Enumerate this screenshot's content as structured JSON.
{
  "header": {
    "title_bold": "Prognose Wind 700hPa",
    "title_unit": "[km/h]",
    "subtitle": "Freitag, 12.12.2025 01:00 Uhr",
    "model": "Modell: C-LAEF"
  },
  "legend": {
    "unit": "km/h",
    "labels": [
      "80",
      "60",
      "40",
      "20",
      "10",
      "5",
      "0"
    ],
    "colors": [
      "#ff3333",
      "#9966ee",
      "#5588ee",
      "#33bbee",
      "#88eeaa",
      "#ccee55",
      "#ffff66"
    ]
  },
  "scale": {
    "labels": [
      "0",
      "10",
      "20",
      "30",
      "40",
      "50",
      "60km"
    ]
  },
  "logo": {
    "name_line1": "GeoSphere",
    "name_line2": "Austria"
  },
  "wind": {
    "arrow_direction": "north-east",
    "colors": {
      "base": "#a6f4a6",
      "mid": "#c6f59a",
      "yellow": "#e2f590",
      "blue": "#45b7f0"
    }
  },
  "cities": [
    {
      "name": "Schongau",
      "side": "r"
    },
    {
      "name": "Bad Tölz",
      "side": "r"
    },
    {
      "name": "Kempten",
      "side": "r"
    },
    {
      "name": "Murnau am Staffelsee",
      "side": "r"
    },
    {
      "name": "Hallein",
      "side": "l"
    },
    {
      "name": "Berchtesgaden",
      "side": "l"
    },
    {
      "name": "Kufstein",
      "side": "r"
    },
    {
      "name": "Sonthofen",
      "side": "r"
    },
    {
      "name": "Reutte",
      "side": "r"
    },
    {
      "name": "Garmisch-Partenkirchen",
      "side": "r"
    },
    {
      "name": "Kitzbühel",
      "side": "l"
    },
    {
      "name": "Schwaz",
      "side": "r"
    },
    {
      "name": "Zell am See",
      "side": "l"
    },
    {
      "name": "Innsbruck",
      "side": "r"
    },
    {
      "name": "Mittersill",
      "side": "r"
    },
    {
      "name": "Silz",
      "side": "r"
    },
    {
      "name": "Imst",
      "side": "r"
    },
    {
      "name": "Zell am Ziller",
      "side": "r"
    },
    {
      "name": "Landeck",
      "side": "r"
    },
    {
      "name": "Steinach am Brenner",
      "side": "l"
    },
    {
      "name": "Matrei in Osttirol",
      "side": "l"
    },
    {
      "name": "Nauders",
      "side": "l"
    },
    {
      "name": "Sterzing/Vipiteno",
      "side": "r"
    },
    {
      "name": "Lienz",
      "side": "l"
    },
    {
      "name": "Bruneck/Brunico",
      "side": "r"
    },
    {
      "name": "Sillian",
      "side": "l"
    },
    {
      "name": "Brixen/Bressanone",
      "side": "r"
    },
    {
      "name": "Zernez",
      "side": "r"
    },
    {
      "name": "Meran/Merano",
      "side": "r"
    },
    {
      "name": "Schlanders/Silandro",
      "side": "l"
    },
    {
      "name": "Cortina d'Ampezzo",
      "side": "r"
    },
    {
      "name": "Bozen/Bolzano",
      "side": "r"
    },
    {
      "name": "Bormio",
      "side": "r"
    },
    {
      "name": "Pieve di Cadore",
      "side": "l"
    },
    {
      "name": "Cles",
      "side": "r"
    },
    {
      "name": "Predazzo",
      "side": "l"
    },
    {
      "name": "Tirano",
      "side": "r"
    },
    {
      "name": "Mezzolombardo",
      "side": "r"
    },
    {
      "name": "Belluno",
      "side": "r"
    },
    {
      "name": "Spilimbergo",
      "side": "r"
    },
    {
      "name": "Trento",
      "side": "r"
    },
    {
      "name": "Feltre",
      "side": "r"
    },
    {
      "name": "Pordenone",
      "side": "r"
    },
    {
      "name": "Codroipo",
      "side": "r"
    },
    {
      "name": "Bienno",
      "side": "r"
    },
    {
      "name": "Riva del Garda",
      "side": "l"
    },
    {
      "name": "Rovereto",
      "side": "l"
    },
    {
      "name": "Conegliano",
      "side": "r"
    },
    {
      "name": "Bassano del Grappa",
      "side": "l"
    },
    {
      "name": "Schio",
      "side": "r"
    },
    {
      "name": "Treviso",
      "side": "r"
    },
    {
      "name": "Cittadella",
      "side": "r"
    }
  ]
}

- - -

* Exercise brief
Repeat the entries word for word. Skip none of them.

* Result of the task
Enumerate this screenshot's content as structured JSON.
{
  "header": {
    "title_bold": "Prognose Wind 700hPa",
    "title_unit": "[km/h]",
    "subtitle": "Freitag, 12.12.2025 01:00 Uhr",
    "model": "Modell: C-LAEF"
  },
  "legend": {
    "unit": "km/h",
    "labels": [
      "80",
      "60",
      "40",
      "20",
      "10",
      "5",
      "0"
    ],
    "colors": [
      "#ff3333",
      "#9966ee",
      "#5588ee",
      "#33bbee",
      "#88eeaa",
      "#ccee55",
      "#ffff66"
    ]
  },
  "scale": {
    "labels": [
      "0",
      "10",
      "20",
      "30",
      "40",
      "50",
      "60km"
    ]
  },
  "logo": {
    "name_line1": "GeoSphere",
    "name_line2": "Austria"
  },
  "wind": {
    "arrow_direction": "north-east",
    "colors": {
      "base": "#a6f4a6",
      "mid": "#c6f59a",
      "yellow": "#e2f590",
      "blue": "#45b7f0"
    }
  },
  "cities": [
    {
      "name": "Schongau",
      "side": "r"
    },
    {
      "name": "Bad Tölz",
      "side": "r"
    },
    {
      "name": "Kempten",
      "side": "r"
    },
    {
      "name": "Murnau am Staffelsee",
      "side": "r"
    },
    {
      "name": "Hallein",
      "side": "l"
    },
    {
      "name": "Berchtesgaden",
      "side": "l"
    },
    {
      "name": "Kufstein",
      "side": "r"
    },
    {
      "name": "Sonthofen",
      "side": "r"
    },
    {
      "name": "Reutte",
      "side": "r"
    },
    {
      "name": "Garmisch-Partenkirchen",
      "side": "r"
    },
    {
      "name": "Kitzbühel",
      "side": "l"
    },
    {
      "name": "Schwaz",
      "side": "r"
    },
    {
      "name": "Zell am See",
      "side": "l"
    },
    {
      "name": "Innsbruck",
      "side": "r"
    },
    {
      "name": "Mittersill",
      "side": "r"
    },
    {
      "name": "Silz",
      "side": "r"
    },
    {
      "name": "Imst",
      "side": "r"
    },
    {
      "name": "Zell am Ziller",
      "side": "r"
    },
    {
      "name": "Landeck",
      "side": "r"
    },
    {
      "name": "Steinach am Brenner",
      "side": "l"
    },
    {
      "name": "Matrei in Osttirol",
      "side": "l"
    },
    {
      "name": "Nauders",
      "side": "l"
    },
    {
      "name": "Sterzing/Vipiteno",
      "side": "r"
    },
    {
      "name": "Lienz",
      "side": "l"
    },
    {
      "name": "Bruneck/Brunico",
      "side": "r"
    },
    {
      "name": "Sillian",
      "side": "l"
    },
    {
      "name": "Brixen/Bressanone",
      "side": "r"
    },
    {
      "name": "Zernez",
      "side": "r"
    },
    {
      "name": "Meran/Merano",
      "side": "r"
    },
    {
      "name": "Schlanders/Silandro",
      "side": "l"
    },
    {
      "name": "Cortina d'Ampezzo",
      "side": "r"
    },
    {
      "name": "Bozen/Bolzano",
      "side": "r"
    },
    {
      "name": "Bormio",
      "side": "r"
    },
    {
      "name": "Pieve di Cadore",
      "side": "l"
    },
    {
      "name": "Cles",
      "side": "r"
    },
    {
      "name": "Predazzo",
      "side": "l"
    },
    {
      "name": "Tirano",
      "side": "r"
    },
    {
      "name": "Mezzolombardo",
      "side": "r"
    },
    {
      "name": "Belluno",
      "side": "r"
    },
    {
      "name": "Spilimbergo",
      "side": "r"
    },
    {
      "name": "Trento",
      "side": "r"
    },
    {
      "name": "Feltre",
      "side": "r"
    },
    {
      "name": "Pordenone",
      "side": "r"
    },
    {
      "name": "Codroipo",
      "side": "r"
    },
    {
      "name": "Bienno",
      "side": "r"
    },
    {
      "name": "Riva del Garda",
      "side": "l"
    },
    {
      "name": "Rovereto",
      "side": "l"
    },
    {
      "name": "Conegliano",
      "side": "r"
    },
    {
      "name": "Bassano del Grappa",
      "side": "l"
    },
    {
      "name": "Schio",
      "side": "r"
    },
    {
      "name": "Treviso",
      "side": "r"
    },
    {
      "name": "Cittadella",
      "side": "r"
    }
  ]
}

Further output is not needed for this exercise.